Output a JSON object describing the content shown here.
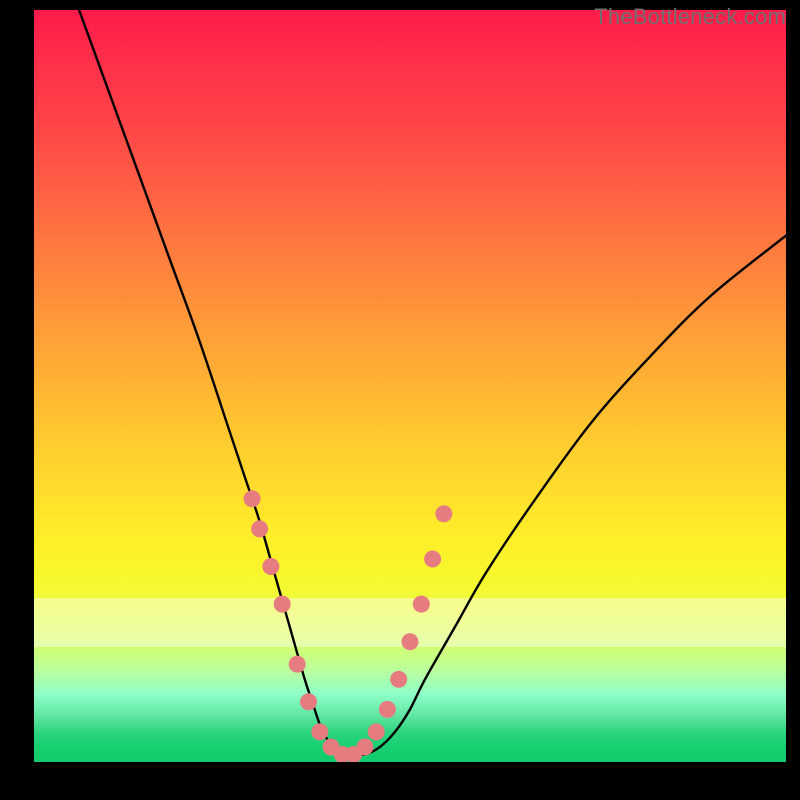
{
  "watermark": "TheBottleneck.com",
  "colors": {
    "background": "#000000",
    "curve": "#000000",
    "marker_fill": "#e67c80",
    "marker_stroke": "#cf5a5f",
    "gradient_top": "#ff1a4a",
    "gradient_bottom": "#12cb6c"
  },
  "chart_data": {
    "type": "line",
    "title": "",
    "xlabel": "",
    "ylabel": "",
    "xlim": [
      0,
      100
    ],
    "ylim": [
      0,
      100
    ],
    "grid": false,
    "legend_position": "none",
    "series": [
      {
        "name": "bottleneck-curve",
        "x": [
          6,
          10,
          14,
          18,
          22,
          26,
          28,
          30,
          32,
          34,
          36,
          37,
          38,
          39,
          40,
          41,
          42,
          44,
          46,
          48,
          50,
          52,
          56,
          60,
          66,
          74,
          82,
          90,
          100
        ],
        "y": [
          100,
          89,
          78,
          67,
          56,
          44,
          38,
          32,
          25,
          18,
          11,
          8,
          5,
          3,
          2,
          1,
          1,
          1,
          2,
          4,
          7,
          11,
          18,
          25,
          34,
          45,
          54,
          62,
          70
        ]
      }
    ],
    "markers": {
      "name": "sample-points",
      "x": [
        29,
        30,
        31.5,
        33,
        35,
        36.5,
        38,
        39.5,
        41,
        42.5,
        44,
        45.5,
        47,
        48.5,
        50,
        51.5,
        53,
        54.5
      ],
      "y": [
        35,
        31,
        26,
        21,
        13,
        8,
        4,
        2,
        1,
        1,
        2,
        4,
        7,
        11,
        16,
        21,
        27,
        33
      ]
    }
  }
}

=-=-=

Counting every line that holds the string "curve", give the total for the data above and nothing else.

> [ANSWER FOR THE TASK]:
2